Determine Your Audience 

What do you do best? Who needs what you do or sell? How will they use it and benefit from it? Experts agree that asking questions like these can be extremely helpful even before you’ve found one client or customer. Perhaps you are a fiction writer but you don’t know who your audience is yet. Think about the genres you like best or the characters you most often create and the story arcs they experience. Then ask yourself who is likely to read that type of story. Who can relate to these characters and why? Are there books on the market similar to yours? Answering such questions will make it easier to sell your product and create a marketing vision when a publisher asks for one.

Set Measurable Goals 

Almost everyone knows about goal-setting, but most people don’t do it correctly. They set goals like “I’m going to sell more products this year” or “I’m going to increase my productivity by 10%.” These are good starting points but they aren’t real goals. Goals should be broken down into manageable steps. Instead of saying, “I will sell more products by March,” write down how much you want to sell per month. Outline the steps that will get you there, such as the ads you will write and the social media accounts you will use. Plan how you will obtain and use customer feedback.

Use Time Wisely 

Time management is a huge obstacle for many people in sales and negotiation. We often think we have more time than we do, so we procrastinate on important matters. Examine your activities each day. Which ones need to be done immediately? Which ones can wait and for how long? What tasks are easiest and most difficult? Break your activities down using a system that works for you, and stick to it.

Listen to Customers 

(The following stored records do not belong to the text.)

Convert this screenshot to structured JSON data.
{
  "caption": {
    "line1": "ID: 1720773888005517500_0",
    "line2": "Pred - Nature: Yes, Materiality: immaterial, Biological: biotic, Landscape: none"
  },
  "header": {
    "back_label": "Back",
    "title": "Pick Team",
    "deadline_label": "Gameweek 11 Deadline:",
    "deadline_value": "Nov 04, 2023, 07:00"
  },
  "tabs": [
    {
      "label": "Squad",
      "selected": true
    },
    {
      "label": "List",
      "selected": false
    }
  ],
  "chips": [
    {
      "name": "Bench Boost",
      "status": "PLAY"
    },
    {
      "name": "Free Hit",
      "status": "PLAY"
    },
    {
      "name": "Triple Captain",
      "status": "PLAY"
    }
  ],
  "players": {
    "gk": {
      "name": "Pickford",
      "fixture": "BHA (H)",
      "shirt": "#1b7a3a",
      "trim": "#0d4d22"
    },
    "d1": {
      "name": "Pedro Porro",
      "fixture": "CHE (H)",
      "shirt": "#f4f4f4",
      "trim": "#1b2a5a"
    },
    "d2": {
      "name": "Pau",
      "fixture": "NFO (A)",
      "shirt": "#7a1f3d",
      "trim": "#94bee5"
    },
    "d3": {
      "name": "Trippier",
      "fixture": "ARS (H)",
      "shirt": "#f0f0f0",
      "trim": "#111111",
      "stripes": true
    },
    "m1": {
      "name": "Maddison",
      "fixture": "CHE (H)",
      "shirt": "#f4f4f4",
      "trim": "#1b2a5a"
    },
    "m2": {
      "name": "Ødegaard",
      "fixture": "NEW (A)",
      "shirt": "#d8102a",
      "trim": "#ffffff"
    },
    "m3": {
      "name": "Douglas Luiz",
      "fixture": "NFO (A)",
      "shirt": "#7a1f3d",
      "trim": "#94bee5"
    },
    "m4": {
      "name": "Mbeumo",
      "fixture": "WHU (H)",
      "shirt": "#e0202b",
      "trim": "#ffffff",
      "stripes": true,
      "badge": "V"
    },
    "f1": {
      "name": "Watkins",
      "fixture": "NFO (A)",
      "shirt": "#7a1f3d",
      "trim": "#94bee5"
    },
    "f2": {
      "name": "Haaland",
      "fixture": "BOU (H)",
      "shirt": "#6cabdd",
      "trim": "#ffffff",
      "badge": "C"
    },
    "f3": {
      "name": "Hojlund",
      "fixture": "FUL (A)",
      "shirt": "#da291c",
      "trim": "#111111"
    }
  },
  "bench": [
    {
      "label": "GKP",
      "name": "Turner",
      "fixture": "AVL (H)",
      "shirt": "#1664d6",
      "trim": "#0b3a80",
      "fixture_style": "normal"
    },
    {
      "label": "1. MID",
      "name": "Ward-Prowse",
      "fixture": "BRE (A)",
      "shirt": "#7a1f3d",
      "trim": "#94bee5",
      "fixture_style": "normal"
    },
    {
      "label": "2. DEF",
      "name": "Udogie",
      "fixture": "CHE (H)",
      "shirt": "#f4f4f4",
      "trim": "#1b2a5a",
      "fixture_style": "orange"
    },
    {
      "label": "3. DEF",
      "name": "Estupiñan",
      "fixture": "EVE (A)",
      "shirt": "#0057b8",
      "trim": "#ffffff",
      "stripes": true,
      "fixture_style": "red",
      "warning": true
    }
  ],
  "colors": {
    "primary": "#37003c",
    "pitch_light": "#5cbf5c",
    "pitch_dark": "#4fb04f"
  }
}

Even the best listeners need help maintaining their skills. Most of us get so excited about sales or negotiations that we don’t actively listen to customers’ reactions. Ask for feedback often and utilize it. Perhaps you own a sporting goods store, and your sales are down because customers find your merchandise boring or outdated. Then listen to what the customers tell you. You’ll often find they are looking for an experience alongside the product.

Learn Strengths and Weaknesses 

Every salesperson has a special set of strengths and weaknesses. These can come from his or her personality, past experiences, and many other factors. If you don’t know what yours are, you might be inadvertently turning customers off. You can learn your strengths and weaknesses, and how to capitalize on them, through corporate sales training, conferences, and other venues.